The split didn’t deter her at all. If anything, it spurned her on to begin her activism throughout Arizona, the US, and even internationally, to test the efficacy of cannabis on PTSD patients. Determined to not turn her back on her patients as so many before her have after receiving pushback, she began to research a new place to hold her study. While she did not want to become a cannabis activist, she felt she was pushed into it after facing so many obstacles during her tenure in research. She soon accepted an offer to work in a space provided by Weed Depot’s owner, Howard Baer. Sisley first rejected the offer, as she didn’t want to be so closely associated with the cannabis industry, saying she didn’t want the optics of “being in bed” with the cannabis industry. She later accepted after they offered her office space that allowed her to continue her telemedicine visits with patients. With a place to conduct her research and funding secured, she was ready to begin. In 2016, she dove head first into her study, but she started to notice that her samples were not of any decent quality to study. She stated the cannabis tested at 8% and was a “powdery mash of sticks, stems, and leaves.”, while also testing positive for yeasts and molds. Unfortunately, since 1968 the DEA has required scientists who study weed to ONLY get their samples from one specific farm supplied by the University of Mississippi.  Seeing this only as a way to slow-walk research, she decided to sue the DEA because they created a monopoly for over 50 years with the University of Mississippi. Especially since they are providing a product that undermines the study due to its poor quality. In addition, she brought to their attention that no other Schedule-1 drugs are restricted to such a monopoly, such as MDMA, and mushrooms. In 2019, the DEA announced that it would be moving forward to facilitate and expand scientific and medical research for cannabis in the U.S.

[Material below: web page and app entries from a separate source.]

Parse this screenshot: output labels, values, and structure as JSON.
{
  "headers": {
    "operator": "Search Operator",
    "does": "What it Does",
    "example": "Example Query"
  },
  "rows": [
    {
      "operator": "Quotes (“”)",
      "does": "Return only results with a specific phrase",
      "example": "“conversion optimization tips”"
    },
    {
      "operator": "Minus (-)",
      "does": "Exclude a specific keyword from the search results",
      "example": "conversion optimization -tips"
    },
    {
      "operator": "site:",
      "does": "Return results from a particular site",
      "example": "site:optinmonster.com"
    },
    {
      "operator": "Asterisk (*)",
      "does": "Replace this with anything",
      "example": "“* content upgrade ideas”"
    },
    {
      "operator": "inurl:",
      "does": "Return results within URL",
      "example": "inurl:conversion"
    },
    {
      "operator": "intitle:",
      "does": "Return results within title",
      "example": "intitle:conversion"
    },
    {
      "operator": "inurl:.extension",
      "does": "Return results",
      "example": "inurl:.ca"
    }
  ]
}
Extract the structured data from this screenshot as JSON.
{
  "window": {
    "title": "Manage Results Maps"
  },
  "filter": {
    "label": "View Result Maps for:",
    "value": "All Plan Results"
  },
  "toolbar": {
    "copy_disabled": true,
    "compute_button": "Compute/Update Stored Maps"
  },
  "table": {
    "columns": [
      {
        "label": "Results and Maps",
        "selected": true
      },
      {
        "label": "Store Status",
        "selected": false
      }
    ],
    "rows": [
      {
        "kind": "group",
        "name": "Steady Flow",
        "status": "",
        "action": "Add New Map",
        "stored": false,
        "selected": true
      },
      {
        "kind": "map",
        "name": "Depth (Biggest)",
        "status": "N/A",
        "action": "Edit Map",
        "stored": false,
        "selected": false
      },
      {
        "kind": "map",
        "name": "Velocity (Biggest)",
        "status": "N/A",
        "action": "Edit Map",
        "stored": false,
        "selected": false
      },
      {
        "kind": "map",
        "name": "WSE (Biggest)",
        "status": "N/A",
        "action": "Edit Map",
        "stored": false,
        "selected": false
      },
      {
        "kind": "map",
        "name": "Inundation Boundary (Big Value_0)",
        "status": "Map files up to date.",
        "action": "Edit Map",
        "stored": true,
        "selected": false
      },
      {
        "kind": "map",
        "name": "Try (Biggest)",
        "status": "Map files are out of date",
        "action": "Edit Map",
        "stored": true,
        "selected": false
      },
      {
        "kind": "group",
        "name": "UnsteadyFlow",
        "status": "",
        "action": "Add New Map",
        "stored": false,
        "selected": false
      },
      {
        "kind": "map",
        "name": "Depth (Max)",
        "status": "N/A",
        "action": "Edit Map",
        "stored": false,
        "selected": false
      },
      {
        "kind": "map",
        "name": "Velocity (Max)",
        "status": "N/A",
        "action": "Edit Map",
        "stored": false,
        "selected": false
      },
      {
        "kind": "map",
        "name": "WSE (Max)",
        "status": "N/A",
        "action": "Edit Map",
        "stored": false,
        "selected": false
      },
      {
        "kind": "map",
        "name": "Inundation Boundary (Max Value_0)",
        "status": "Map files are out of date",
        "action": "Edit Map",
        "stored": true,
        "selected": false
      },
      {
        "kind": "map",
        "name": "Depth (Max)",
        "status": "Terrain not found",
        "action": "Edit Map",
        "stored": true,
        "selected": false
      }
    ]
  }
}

In addition to her research for veterans with PTSD, Sisley also has conducted research to treat pain management and opioid addiction with cannabis. Allowing her patients to consume cannabis has helped them wean off powerful pharmaceuticals such as opioids, benzodiazapams, and other addictive medicines. She partnered with the University of Michigan to survey data in this area. She started to hear from athletes needing help managing pain or coming off of opioids. Many of her patients were in the NFL, NBA, and MMA among other sports. One player, NFL runningback Mike James, came to her with an opioid addiction and a strong family history of substance abuse. She stated he was so vulnerable and almost suicidal when she met him but was able to wean him off of all prescriptions with the help of cannabis. Unfortunately, the NFL has a no-tolerance policy against drug use. Even so, they joined together to advocate for the medical use of cannabis in the NFL. They went so far as to file for a TUE or a Therapeutic Use Exemption for medical use, citing their research showing how he successfully removed all opiates from his system with the help of cannabis. The NFL wouldn’t budge and James ultimately retired, as his mental health was worth more to him and his family than his career.

Today and beyond

In 2020, Sisley joined her mother, Dr. Hanna Sisley, in opening their medical weed dispensary, White Mountain Health Center, where she serves as Medical Director. She continues her research into the benefits of weed and has expanded into psilocybin research. Her lab is now licensed by the Feds to grow cannabis and psilocybin for research purposes. Her previous fights have also helped pave a smoother road for mushroom research. Many of the talking points on cannabis were directly related to psilocybin, and the military vets, police officers, and firefighters in her corner helped sway lawmakers. “This is the first opportunity we have had to do FDA-authorized studies on human subjects using real, whole natural mushrooms instead of isolated molecules.”

Outside of her research, Sisley says her main goal is to pave the way for young and upcoming scientists to dip their toes in the field. She sees cannabis continuing to have a huge impact on the medical field and is eager to see who is going to continue her work.